The policy, if adopted, would echo other cities' rules in allowing officials to ban someone from future meetings for a limited period of time. But Portland's policy is under a microscope, with the ACLU of Oregon saying it goes too far.
"The city already has the authority to remove those who cause disruptions," ACLU legal director Mat dos Santos said recently.
But currently, the city can only eject an audience member for the remainder of the meeting, according to a ruling by federal Judge Michael Simon on Dec. 31, 2015. The ruling, in response to a lawsuit filed by activist Joe Walsh, found that banning someone from future meetings due to past disruptions would violate the First Amendment.
"Our democratic republic is not so fragile, and our First Amendment is not so weak," Simon wrote.
The limited nature of the exclusion powers under Simon's ruling, however, has caused some of the people disrupting meetings to openly scoff and mock city officials' threats to exclude them, since they can simply return and engage in similar behavior at the next meeting.
So the council is gearing up for a rematch, with a more specific policy. That's in keeping with a footnote of Simon's, saying that the city could craft a more carefully tailored approach.
Two legal experts say the city's new policy has a better shot than the last one.
While Simon is a well-respected judge and a recognized First Amendment expert, this specific issue appears to have never been addressed by a higher-level court such as the 9th U.S. Circuit Court of Appeals or the U.S. Supreme Court.
"This is just one judge, so a different judge might look at the case differently," said Jim Oleske, a professor who teaches constitutional law at Lewis & Clark Law School.
He said the city's new draft policy does appear to be more narrowly crafted, giving the city less discretion in who it ejects.
He said the recent months of frequent disruptions also could bolster the case that the city needs more tools than just ejecting people from that particular meeting.
The disruptions have taken place not just at council meetings, but at police review board meetings. At times they've prompted the city to consider efforts to bar the public from the meetings, and also have prompted discussion of beefed-up security measures that would make City Hall less accessible to the public.
Amy Watson, a consultant to the city, wrote in an op-ed in The Oregonian that the fact that several of the people disrupting meetings say they have a history of mental illness does not excuse the planned disruptions or verbal abuse.
"This small group of mean-spirited individuals cannot be allowed to dominate meetings and drown out other community members," she wrote.
That said, the fact that the city hasn't taken a harder line against the disruptions could now undermine its legal chances. Simon argued that the city should try lesser alternatives before depriving people of their free speech right to testify on city matters, Oleske noted. So it could work against the city that Mayor Ted Wheeler and his predecessor, Charlie Hales, have tolerated many disruptions without ejecting people, but now say they need a new policy.
The fact that this is an untested issue "makes it all the more difficult to predict how a case might come out," Oleske said.
Norman Williams, an associate dean and constitutional law professor at Willamette University College of Law, says the city has a good chance of winning, especially if the case reaches the 9th Circuit or U.S. Supreme Court.
Williams noted that the U.S. Supreme Court in 1970 ruled that a repeatedly disruptive defendant could be deprived of his Sixth Amendment right to attend his own trial.

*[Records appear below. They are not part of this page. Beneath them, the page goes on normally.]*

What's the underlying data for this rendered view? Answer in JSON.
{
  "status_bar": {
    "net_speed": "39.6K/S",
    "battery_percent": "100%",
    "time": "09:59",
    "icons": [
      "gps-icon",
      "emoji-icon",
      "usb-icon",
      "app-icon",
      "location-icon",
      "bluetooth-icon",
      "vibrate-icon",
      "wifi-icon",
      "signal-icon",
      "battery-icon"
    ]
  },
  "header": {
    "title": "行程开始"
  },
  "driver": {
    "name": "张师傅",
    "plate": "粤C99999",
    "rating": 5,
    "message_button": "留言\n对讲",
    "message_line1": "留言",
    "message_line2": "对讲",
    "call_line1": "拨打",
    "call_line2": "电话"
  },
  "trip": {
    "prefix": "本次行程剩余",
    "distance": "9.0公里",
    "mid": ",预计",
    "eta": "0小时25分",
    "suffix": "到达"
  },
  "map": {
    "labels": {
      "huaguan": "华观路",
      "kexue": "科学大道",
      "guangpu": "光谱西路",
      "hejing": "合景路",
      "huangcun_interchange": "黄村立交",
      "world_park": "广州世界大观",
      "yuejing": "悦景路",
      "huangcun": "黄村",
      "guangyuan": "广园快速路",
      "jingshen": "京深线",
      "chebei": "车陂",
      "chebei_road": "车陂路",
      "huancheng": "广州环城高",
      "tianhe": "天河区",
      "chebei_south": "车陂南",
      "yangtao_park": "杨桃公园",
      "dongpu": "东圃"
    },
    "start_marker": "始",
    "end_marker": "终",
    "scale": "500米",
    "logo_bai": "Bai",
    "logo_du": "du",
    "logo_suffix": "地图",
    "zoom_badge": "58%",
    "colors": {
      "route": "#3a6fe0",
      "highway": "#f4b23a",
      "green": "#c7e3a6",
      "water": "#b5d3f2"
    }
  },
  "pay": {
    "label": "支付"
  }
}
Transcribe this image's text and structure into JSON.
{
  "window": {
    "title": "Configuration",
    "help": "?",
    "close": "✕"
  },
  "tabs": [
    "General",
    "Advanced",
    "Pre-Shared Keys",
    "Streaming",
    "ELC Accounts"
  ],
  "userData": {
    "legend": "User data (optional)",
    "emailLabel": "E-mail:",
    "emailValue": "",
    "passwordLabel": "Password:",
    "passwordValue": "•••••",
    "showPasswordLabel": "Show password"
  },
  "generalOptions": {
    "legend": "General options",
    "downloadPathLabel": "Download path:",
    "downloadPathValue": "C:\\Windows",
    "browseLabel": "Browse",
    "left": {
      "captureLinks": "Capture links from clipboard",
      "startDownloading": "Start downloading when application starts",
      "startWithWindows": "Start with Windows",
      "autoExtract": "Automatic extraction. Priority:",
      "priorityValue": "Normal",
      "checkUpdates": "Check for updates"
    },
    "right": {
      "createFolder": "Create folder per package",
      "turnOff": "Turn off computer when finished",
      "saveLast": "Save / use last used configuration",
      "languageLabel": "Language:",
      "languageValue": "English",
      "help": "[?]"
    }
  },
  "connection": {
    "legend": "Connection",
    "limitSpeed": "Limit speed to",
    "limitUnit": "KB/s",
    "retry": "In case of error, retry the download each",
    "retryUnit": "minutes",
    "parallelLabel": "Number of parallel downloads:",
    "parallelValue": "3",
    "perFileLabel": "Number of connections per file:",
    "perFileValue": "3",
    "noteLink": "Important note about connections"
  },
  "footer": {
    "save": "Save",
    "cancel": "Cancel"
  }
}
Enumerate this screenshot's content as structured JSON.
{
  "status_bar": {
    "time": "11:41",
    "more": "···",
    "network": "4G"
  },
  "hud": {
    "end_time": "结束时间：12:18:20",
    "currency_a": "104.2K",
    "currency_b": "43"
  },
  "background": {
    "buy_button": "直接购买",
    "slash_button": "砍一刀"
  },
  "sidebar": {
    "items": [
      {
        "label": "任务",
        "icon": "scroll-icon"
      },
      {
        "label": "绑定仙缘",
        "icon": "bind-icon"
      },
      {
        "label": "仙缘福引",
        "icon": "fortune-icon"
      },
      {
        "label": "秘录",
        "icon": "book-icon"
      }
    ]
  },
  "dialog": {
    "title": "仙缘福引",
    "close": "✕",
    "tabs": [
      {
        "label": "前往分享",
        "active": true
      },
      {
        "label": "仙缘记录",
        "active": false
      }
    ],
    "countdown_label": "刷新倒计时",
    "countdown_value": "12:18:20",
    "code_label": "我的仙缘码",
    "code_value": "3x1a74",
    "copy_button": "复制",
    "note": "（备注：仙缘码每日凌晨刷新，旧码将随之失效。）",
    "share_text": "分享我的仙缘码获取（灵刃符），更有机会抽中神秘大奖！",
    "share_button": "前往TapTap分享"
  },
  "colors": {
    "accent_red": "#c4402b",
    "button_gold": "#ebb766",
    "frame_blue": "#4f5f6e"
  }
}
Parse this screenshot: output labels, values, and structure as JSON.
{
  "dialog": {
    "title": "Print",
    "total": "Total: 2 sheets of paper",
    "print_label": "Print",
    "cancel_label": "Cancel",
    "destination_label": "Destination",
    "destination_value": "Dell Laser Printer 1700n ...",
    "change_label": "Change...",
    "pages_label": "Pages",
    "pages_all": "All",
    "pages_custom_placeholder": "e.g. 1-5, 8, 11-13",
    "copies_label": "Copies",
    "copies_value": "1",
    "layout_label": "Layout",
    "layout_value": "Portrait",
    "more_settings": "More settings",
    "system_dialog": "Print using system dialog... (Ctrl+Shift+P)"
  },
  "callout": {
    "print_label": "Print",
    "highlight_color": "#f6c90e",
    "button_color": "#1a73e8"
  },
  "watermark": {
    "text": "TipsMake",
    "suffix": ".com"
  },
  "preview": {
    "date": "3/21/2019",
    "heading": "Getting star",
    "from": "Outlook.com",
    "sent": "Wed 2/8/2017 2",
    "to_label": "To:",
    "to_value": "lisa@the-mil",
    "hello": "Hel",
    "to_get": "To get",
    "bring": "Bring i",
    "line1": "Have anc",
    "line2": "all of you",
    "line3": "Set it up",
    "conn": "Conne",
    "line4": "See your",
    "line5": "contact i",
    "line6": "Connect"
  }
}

Arguably, Williams said, "You have a greater right to attend your own criminal trial by virtue of the Sixth Amendment then you do to attend a City Council proceeding by virtue of the First Amendment."

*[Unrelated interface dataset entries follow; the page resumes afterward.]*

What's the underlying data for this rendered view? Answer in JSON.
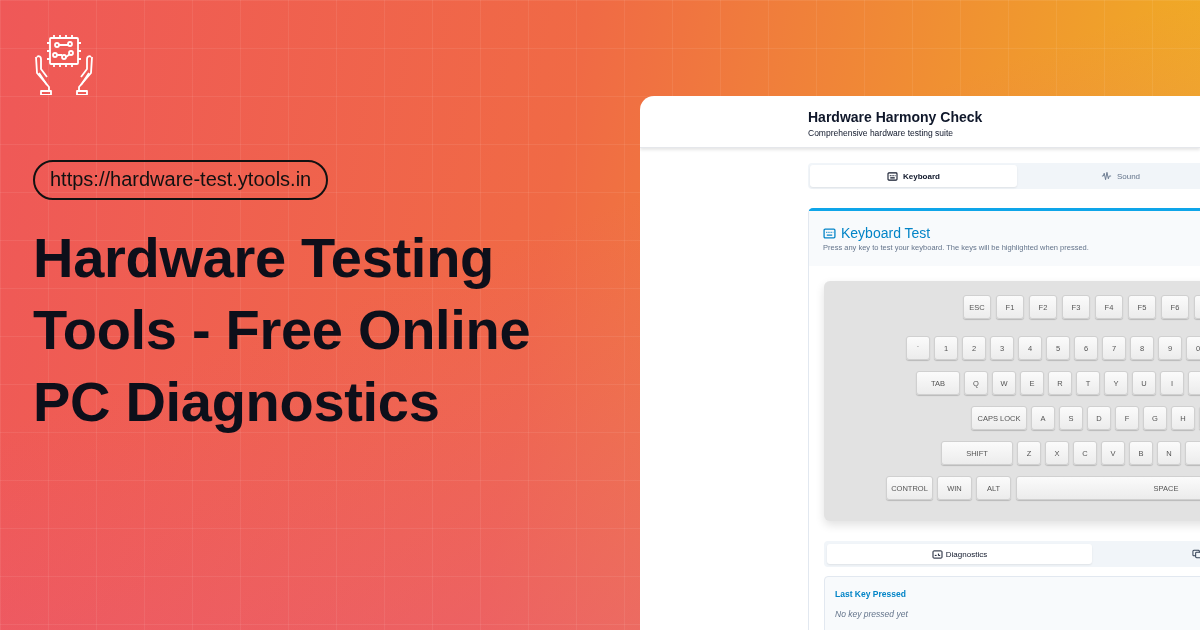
{
  "promo": {
    "url": "https://hardware-test.ytools.in",
    "headline": "Hardware Testing Tools - Free Online PC Diagnostics"
  },
  "app": {
    "title": "Hardware Harmony Check",
    "subtitle": "Comprehensive hardware testing suite",
    "tabs": [
      {
        "label": "Keyboard",
        "kind": "keyboard",
        "selected": true
      },
      {
        "label": "Sound",
        "kind": "sound",
        "selected": false
      }
    ],
    "card": {
      "title": "Keyboard Test",
      "description": "Press any key to test your keyboard. The keys will be highlighted when pressed."
    },
    "keyboard": {
      "rows": [
        {
          "keys": [
            {
              "kind": "fn",
              "label": "ESC"
            },
            {
              "kind": "fn",
              "label": "F1"
            },
            {
              "kind": "fn",
              "label": "F2"
            },
            {
              "kind": "fn",
              "label": "F3"
            },
            {
              "kind": "fn",
              "label": "F4"
            },
            {
              "kind": "fn",
              "label": "F5"
            },
            {
              "kind": "fn",
              "label": "F6"
            },
            {
              "kind": "blank"
            }
          ]
        },
        {
          "keys": [
            {
              "kind": "char",
              "label": "`"
            },
            {
              "kind": "char",
              "label": "1"
            },
            {
              "kind": "char",
              "label": "2"
            },
            {
              "kind": "char",
              "label": "3"
            },
            {
              "kind": "char",
              "label": "4"
            },
            {
              "kind": "char",
              "label": "5"
            },
            {
              "kind": "char",
              "label": "6"
            },
            {
              "kind": "char",
              "label": "7"
            },
            {
              "kind": "char",
              "label": "8"
            },
            {
              "kind": "char",
              "label": "9"
            },
            {
              "kind": "char",
              "label": "0"
            }
          ]
        },
        {
          "keys": [
            {
              "kind": "tab",
              "label": "TAB"
            },
            {
              "kind": "char",
              "label": "Q"
            },
            {
              "kind": "char",
              "label": "W"
            },
            {
              "kind": "char",
              "label": "E"
            },
            {
              "kind": "char",
              "label": "R"
            },
            {
              "kind": "char",
              "label": "T"
            },
            {
              "kind": "char",
              "label": "Y"
            },
            {
              "kind": "char",
              "label": "U"
            },
            {
              "kind": "char",
              "label": "I"
            },
            {
              "kind": "blank"
            }
          ]
        },
        {
          "keys": [
            {
              "kind": "caps",
              "label": "CAPS LOCK"
            },
            {
              "kind": "char",
              "label": "A"
            },
            {
              "kind": "char",
              "label": "S"
            },
            {
              "kind": "char",
              "label": "D"
            },
            {
              "kind": "char",
              "label": "F"
            },
            {
              "kind": "char",
              "label": "G"
            },
            {
              "kind": "char",
              "label": "H"
            },
            {
              "kind": "blank"
            }
          ]
        },
        {
          "keys": [
            {
              "kind": "shift",
              "label": "SHIFT"
            },
            {
              "kind": "char",
              "label": "Z"
            },
            {
              "kind": "char",
              "label": "X"
            },
            {
              "kind": "char",
              "label": "C"
            },
            {
              "kind": "char",
              "label": "V"
            },
            {
              "kind": "char",
              "label": "B"
            },
            {
              "kind": "char",
              "label": "N"
            },
            {
              "kind": "blank"
            }
          ]
        },
        {
          "keys": [
            {
              "kind": "control",
              "label": "CONTROL"
            },
            {
              "kind": "win",
              "label": "WIN"
            },
            {
              "kind": "alt",
              "label": "ALT"
            },
            {
              "kind": "space",
              "label": "SPACE"
            }
          ]
        }
      ]
    },
    "result_tabs": [
      {
        "label": "Diagnostics",
        "kind": "diagnostics",
        "selected": true
      },
      {
        "kind": "compare",
        "selected": false
      }
    ],
    "last_key": {
      "title": "Last Key Pressed",
      "value": "No key pressed yet"
    }
  }
}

"I am a civil libertarian, so I am sympathetic to the ACLU's position here, which is you don't want to empower the council to start excluding people too willy-nilly," he added. "But what's important to my mind as a civil libertarian is the right of other citizens to go to the City Council meeting to try to make their voices heard. (They) are getting drowned out when this stuff happens. I don't see this as the protesters versus the city, I see this as the protesters versus other citizens whose voices get lost when the chaos erupts."